[The following is excerpted from the book, Gather: Getting to the Heart of Going to Church, Copyright © 2021 by M. Hopson Boutot. Click here to download the entire book for free.]
Mere church attendance can be highly dangerous. C.S. Lewis sheds light on this in his imaginative work, The Screwtape Letters. Uncle Screwtape, a seasoned demon, writes to his nephew Wormwood about the art of temptation. He writes: "Surely you know that if a man can't be cured of churchgoing, the next best thing is to send him all over the neighbourhood looking for the church that 'suits' him until he becomes a taster or connoisseur of churches." (1) The Enemy is perfectly content for us to attend church, providing we don't commit anywhere.
What would Screwtape think of your church attendance? Is it fueled by a deep and abiding commitment to a specific local church, or is it a sporadic, diverse sampling of churches—something that looks more like dating around than covenantal marriage? If you want to frustrate the principalities and powers, stop merely attending church. Connect. Commit. Covenant. And not merely to the idea of "church," but to a specific Bible-preaching, Christ-exalting local church. After all, when Jesus pursued His bride He wasn't haphazardly searching for options. He committed Himself to the pursuit of the Church, even to the point of a bloody death on a rough-hewn beam of recycled wood. Choosing rightly about gathering means choosing to commit where you gather.

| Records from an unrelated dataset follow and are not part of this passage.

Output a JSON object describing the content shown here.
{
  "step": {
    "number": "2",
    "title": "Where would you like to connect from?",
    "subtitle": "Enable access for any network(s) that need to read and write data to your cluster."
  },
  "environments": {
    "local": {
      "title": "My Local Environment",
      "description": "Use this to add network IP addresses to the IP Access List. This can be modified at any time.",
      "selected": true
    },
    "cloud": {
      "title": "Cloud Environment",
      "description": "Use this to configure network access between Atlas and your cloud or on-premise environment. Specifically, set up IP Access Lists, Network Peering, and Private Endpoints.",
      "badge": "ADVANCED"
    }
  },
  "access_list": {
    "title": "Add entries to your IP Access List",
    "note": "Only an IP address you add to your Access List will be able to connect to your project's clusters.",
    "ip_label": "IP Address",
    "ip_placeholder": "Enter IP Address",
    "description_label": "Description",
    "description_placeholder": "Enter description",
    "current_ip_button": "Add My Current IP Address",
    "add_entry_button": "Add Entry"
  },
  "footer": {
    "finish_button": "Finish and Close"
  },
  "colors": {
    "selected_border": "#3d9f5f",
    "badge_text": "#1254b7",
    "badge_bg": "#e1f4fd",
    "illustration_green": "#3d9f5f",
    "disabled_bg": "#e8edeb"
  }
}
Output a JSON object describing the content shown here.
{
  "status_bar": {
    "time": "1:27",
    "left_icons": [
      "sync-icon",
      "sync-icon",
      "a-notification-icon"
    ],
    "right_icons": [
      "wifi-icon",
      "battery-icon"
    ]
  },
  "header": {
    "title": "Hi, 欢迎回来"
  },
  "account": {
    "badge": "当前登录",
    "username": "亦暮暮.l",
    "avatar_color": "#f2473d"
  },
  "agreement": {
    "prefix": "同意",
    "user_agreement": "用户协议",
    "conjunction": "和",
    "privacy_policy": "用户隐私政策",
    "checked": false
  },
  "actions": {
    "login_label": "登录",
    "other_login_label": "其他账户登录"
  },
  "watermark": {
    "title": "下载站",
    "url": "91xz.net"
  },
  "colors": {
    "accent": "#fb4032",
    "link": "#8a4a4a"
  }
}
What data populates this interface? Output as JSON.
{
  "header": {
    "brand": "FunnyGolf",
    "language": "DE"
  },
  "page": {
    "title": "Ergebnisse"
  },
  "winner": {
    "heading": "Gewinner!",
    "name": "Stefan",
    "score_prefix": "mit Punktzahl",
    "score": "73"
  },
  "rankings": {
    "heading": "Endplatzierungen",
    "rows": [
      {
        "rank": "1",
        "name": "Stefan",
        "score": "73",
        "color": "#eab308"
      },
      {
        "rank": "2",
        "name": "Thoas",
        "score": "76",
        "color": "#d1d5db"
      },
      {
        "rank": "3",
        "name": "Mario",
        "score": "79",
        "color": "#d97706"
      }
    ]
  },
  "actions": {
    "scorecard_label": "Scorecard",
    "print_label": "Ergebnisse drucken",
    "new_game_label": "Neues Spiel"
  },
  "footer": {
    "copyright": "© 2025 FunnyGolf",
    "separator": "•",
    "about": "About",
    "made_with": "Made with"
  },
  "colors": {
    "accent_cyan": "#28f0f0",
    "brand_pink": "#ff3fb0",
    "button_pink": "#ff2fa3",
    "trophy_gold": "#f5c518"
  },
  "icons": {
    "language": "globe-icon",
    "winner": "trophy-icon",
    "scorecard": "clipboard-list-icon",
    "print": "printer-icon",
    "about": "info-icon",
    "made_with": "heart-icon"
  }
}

1. C. S. Lewis, The Screwtape Letters (New York: The Macmillan Company, 1944), 81.